Disc two starts off with Jones on his triple neck acoustic. We are now able to hear the complete “Ten Years Gone” and “The Battle Of Evermore” which were sadly missing from the audience sources all these years. Jimmy’s execution of the main solo in “Ten Years Gone” is very nice.
The 1977 tour featured a long four song acoustic set and Plant offers a “cross-section of the acoustic stuff that we’ve done…trying to break the name of heavy metal” as he puts it. He talks of the border struggles in English history before “The Battle Of Evermore” adding “and I believe you Texans had a bit of trouble with that too”. He describes “Going To California” as more American than English and throws in “it must have been a Yellow Rose” in reference to the “flowers in her hair”. “Black Country Woman” runs non-stop with “Bron-Yr-Aur Stomp” which is unfortunately cut after only 1:17 and in return misses the first minute and a half of “White Summer” as well. “Kashmir” storms across the stage and is interesting as Bonzo throws in a couple extra fills in a few spots even though the Mellotron sounds slightly out of tune in places.

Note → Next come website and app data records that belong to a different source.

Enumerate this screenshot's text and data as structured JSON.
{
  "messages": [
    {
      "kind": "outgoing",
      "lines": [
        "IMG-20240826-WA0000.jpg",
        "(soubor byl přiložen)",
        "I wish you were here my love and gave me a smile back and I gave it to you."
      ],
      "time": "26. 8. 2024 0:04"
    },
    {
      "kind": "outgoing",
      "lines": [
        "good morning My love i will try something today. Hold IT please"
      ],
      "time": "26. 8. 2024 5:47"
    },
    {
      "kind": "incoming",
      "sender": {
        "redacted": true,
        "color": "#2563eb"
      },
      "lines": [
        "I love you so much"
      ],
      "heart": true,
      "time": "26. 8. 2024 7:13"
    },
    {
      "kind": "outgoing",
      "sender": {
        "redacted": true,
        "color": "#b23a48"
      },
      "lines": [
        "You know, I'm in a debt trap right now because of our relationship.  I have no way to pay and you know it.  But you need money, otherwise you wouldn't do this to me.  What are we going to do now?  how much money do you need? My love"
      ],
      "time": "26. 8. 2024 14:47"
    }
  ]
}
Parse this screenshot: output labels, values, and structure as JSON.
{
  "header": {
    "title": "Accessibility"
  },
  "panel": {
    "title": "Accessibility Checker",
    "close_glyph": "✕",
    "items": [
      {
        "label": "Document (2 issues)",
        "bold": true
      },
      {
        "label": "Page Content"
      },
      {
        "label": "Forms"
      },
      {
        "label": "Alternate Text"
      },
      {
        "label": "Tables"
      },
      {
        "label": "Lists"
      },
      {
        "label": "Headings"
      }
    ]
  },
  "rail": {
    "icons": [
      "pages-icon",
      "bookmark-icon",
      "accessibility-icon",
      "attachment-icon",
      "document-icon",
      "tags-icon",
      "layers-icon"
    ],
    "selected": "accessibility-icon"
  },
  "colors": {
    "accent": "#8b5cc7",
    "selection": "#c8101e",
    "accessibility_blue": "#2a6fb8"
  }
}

During Plant’s extended introduction of John Bonham, Page perfectly plays the opening lick to the “Heartbreaker” solo and clearly rouses the audience before the “Out On The Tiles” intro (It sounded so good it even got me excited). “Over The Top” is definitely the best way to describe this, Bonzo’s playing is monstrous from the start and he continues for a staggering 25 minutes or so. The electronic trickery during the tympani section sounds like a motor speedway at times. Page’s guitar solo follows. I have always found the effect he uses very noisy and the solo very boring up until the violin bow section. Perhaps you had to be there.
Page has some trouble with his tuning in “Achilles Last Stand” but he does his best to mask it. Bonzo is on fire again here but it is not enough to keep it from being a mere average performance. “Stairway”, on the other hand, is epic on every level and Page has a nice solo break before bringing the main set to a close.
“Whole Lotta Love” (featuring a prominent backing vocal from Jimmy) makes its tour debut tonight. It is used as a brief intro to “Rock And Roll” where Bonzo teases the drum intro many times before committing. If this isn’t enough, the band returns for a second encore and feature a cover of Jerry Lee Lewis’ “It’ll Be Me” with Mick Ralphs from Bad Company on second guitar. A rare Zeppelin moment.
Eelgrass uses the fatboy jewel case to house the three discs and features common but decent looking double sided artwork. I do, on occasion, enjoy nice packaging but what really counts is the music and Eelgrass delivers an excellent affordable alternative to the Empress package. Texas Hurricane is another excellent Zeppelin soundboard that is sure to please collectors.If you liked this review, buy me a cup of joe. (Suggested: $3 a shot or $7.5 for a double)